So now I knew exactly where they were married, but more questions arose. Where did they meet?  Was it in Jamaica? Did Alice go to Colon to get Leopold to marry her?  I wondered if Alice’s pregnancy had become a scandal in Kingston and that marriage was the only option. The notice in the Gleaner might well have helped to stop some of the gossip. Again, who knows? Leopold was Jewish, Alice was Catholic, and marriage in a church must have been out of the question, hence they were married by the registrar. Unfortunately I have been unable to find a record of the marriage. At that time Panama would have been a colony of Colombia and I assume records of civil registration for Panama in the 19th century must be somewhere in Colombia, but I have not been able to discover how to access them.

From what little information I could glean about my grandfather it appeared that he was a traveller of sorts. According to the family story, he was an optometrist, and I found the same information in my father’s entry in the Jamaica Who’s Who of 1941-46, keeping in  mind, of course, that he would have given that information
However, I never found any evidence to support this. On the various records of birth and death for his children, I found Leopold’s occupation variously described as “merchant”, “book clerk”, “accountant”, “book-keeper”, and “clerk” – no mention whatsoever of “optometrist”.  He married Alice in Colon in 1886, was still there when Daisy, the eldest child, was born. He was in Kingston for the birth of his second child, Lucien, but was listed as being in Port-au-Prince, Haiti, when Essie was born in 1891. He was back in Kingston for the birth of Gustave in 1894, and I have no idea where he was for the births of Leo and Joe in 1895 and 1900 respectively, as he was not the informant for either event.  As I mentioned before in an earlier post, the family seems to have moved from one address to another in Kingston; in fact, they lived in seven different places in the span of fourteen years between 1886 and 1900.  

Apart from the above the only other tangible record I had for Leopold was his signature on two documents – the birth of his son, Lucien in 1887:
and as a witness at the marriage in 1907 of his wife’s niece, Naomi Da Costa, to Gabriel Oppenheim Alexander.
So at least I knew that he was in Jamaica in 1907, but that was all.  When did he die and where, and was it possible to find out when and where he had been born? In my next post I’ll write about the discoveries I did make as a result of finding a notice of Leopold’s death in the Gleaner.

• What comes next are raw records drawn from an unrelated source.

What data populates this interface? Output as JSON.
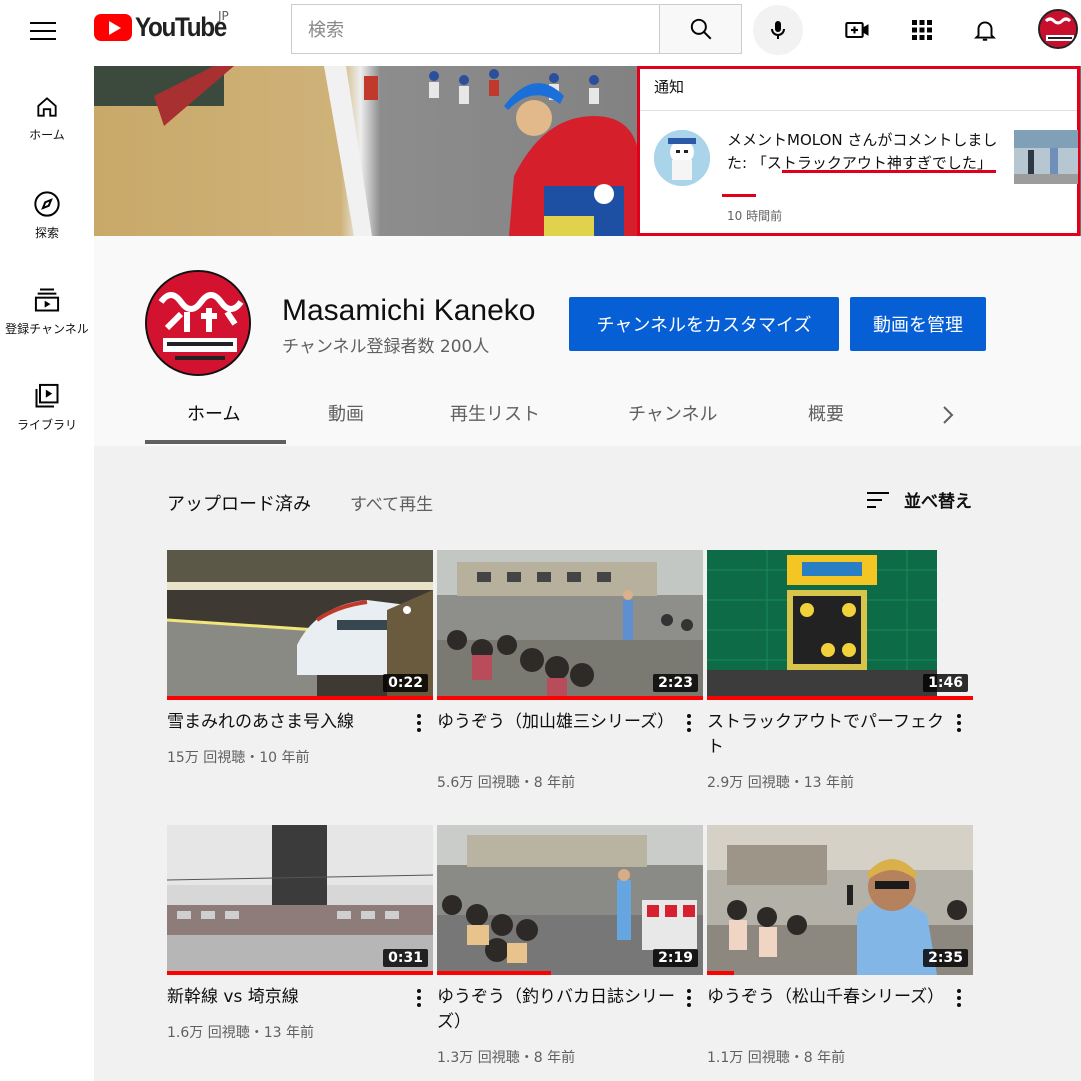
{
  "header": {
    "logo_text": "YouTube",
    "region": "JP",
    "search_placeholder": "検索"
  },
  "sidebar": {
    "items": [
      {
        "label": "ホーム",
        "icon": "home-icon"
      },
      {
        "label": "探索",
        "icon": "compass-icon"
      },
      {
        "label": "登録チャンネル",
        "icon": "subscriptions-icon"
      },
      {
        "label": "ライブラリ",
        "icon": "library-icon"
      }
    ]
  },
  "notification": {
    "title": "通知",
    "message": "メメントMOLON さんがコメントしました: 「ストラックアウト神すぎでした」",
    "time": "10 時間前"
  },
  "channel": {
    "name": "Masamichi Kaneko",
    "subscribers": "チャンネル登録者数 200人",
    "customize_label": "チャンネルをカスタマイズ",
    "manage_label": "動画を管理",
    "tabs": [
      "ホーム",
      "動画",
      "再生リスト",
      "チャンネル",
      "概要"
    ]
  },
  "uploads": {
    "title": "アップロード済み",
    "play_all": "すべて再生",
    "sort_label": "並べ替え",
    "videos": [
      {
        "title": "雪まみれのあさま号入線",
        "meta": "15万 回視聴・10 年前",
        "duration": "0:22",
        "watched": 1.0
      },
      {
        "title": "ゆうぞう（加山雄三シリーズ）",
        "meta": "5.6万 回視聴・8 年前",
        "duration": "2:23",
        "watched": 1.0
      },
      {
        "title": "ストラックアウトでパーフェクト",
        "meta": "2.9万 回視聴・13 年前",
        "duration": "1:46",
        "watched": 1.0
      },
      {
        "title": "新幹線 vs 埼京線",
        "meta": "1.6万 回視聴・13 年前",
        "duration": "0:31",
        "watched": 1.0
      },
      {
        "title": "ゆうぞう（釣りバカ日誌シリーズ）",
        "meta": "1.3万 回視聴・8 年前",
        "duration": "2:19",
        "watched": 0.43
      },
      {
        "title": "ゆうぞう（松山千春シリーズ）",
        "meta": "1.1万 回視聴・8 年前",
        "duration": "2:35",
        "watched": 0.1
      }
    ]
  }
}
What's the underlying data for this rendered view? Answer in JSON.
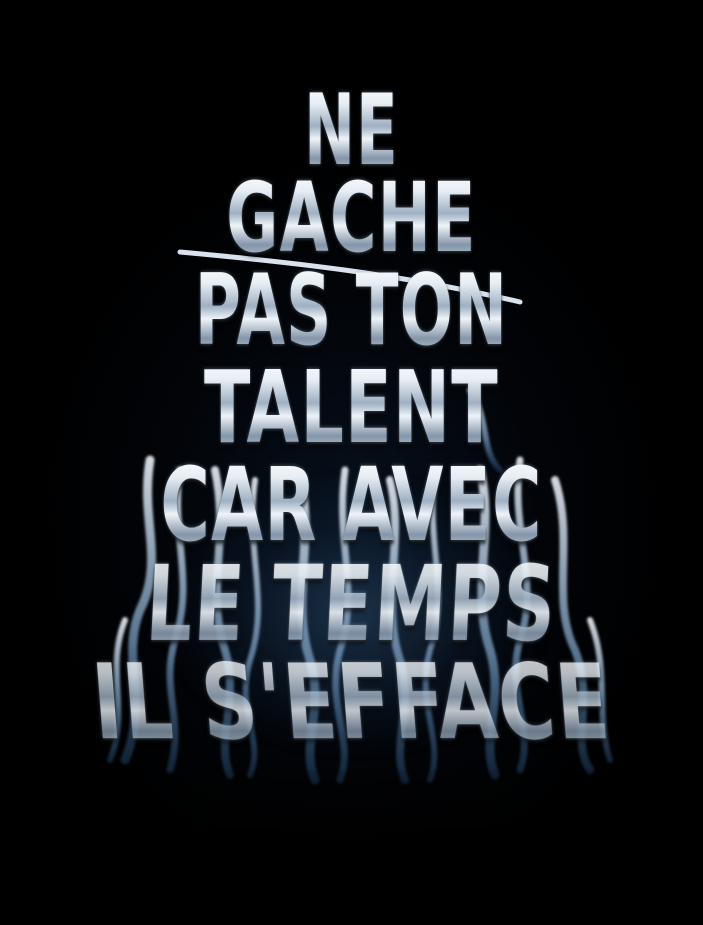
{
  "poster": {
    "lines": [
      "NE",
      "GACHE",
      "PAS TON",
      "TALENT",
      "CAR AVEC",
      "LE TEMPS",
      "IL S'EFFACE"
    ]
  },
  "colors": {
    "background": "#000000",
    "letter_highlight": "#ffffff",
    "letter_mid": "#9fb0c2",
    "smoke_blue": "#4a7eb0"
  }
}
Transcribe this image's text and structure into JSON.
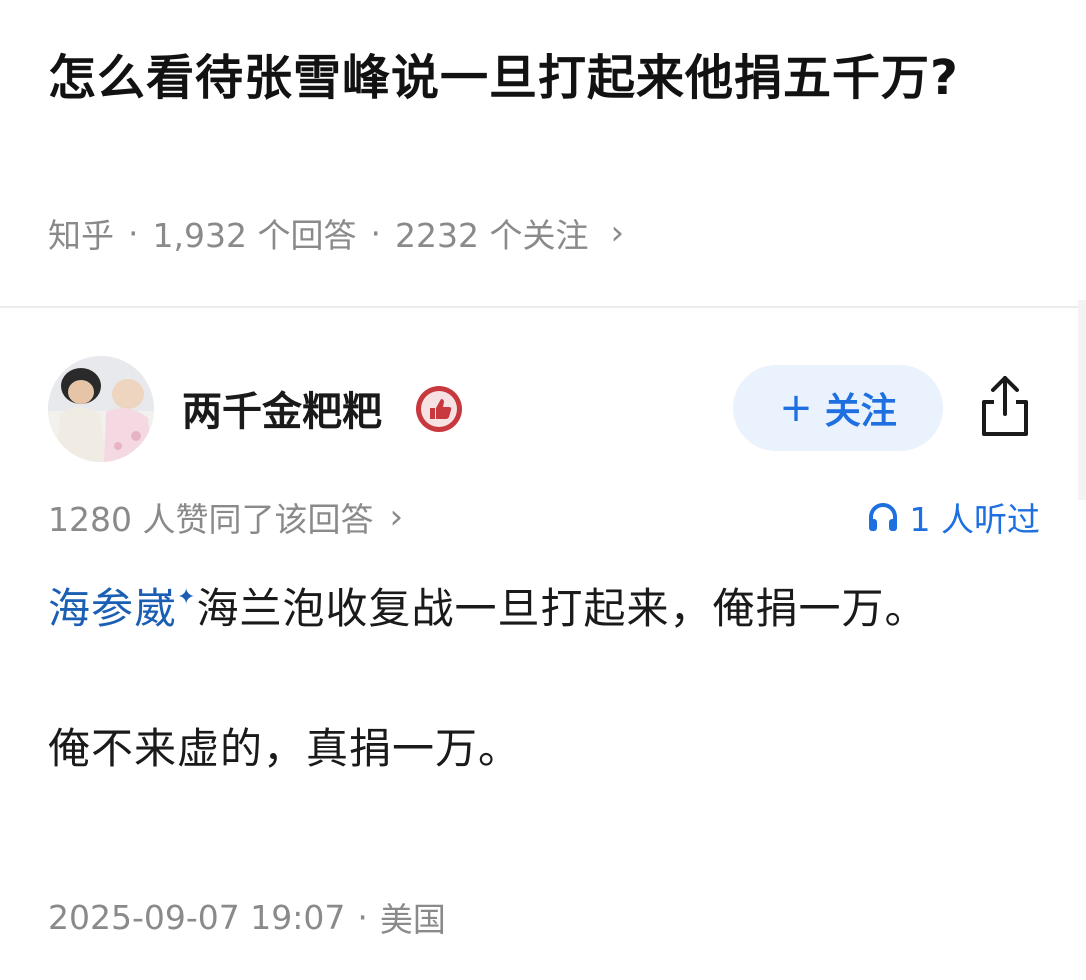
{
  "question": {
    "title": "怎么看待张雪峰说一旦打起来他捐五千万?",
    "source": "知乎",
    "answers_count": "1,932 个回答",
    "followers_count": "2232 个关注"
  },
  "author": {
    "name": "两千金粑粑",
    "follow_label": "关注"
  },
  "answer": {
    "likes_text": "1280 人赞同了该回答",
    "listened_text": "1 人听过",
    "topic_link": "海参崴",
    "paragraph1_rest": "海兰泡收复战一旦打起来，俺捐一万。",
    "paragraph2": "俺不来虚的，真捐一万。",
    "timestamp": "2025-09-07 19:07",
    "location": "美国"
  },
  "icons": {
    "badge": "thumbs-up-badge-icon",
    "share": "share-icon",
    "headphones": "headphones-icon",
    "chevron": "chevron-right-icon"
  },
  "colors": {
    "accent": "#1e6fe0",
    "link": "#1a5fb4",
    "meta_gray": "#8a8a8a",
    "follow_bg": "#eaf2fd",
    "badge_red": "#c8383f"
  }
}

Arras Memorial

Arras Memorial

Trooper Victor Dey Smedmore

Trooper Victor Dey Smedmore
My uncle Victor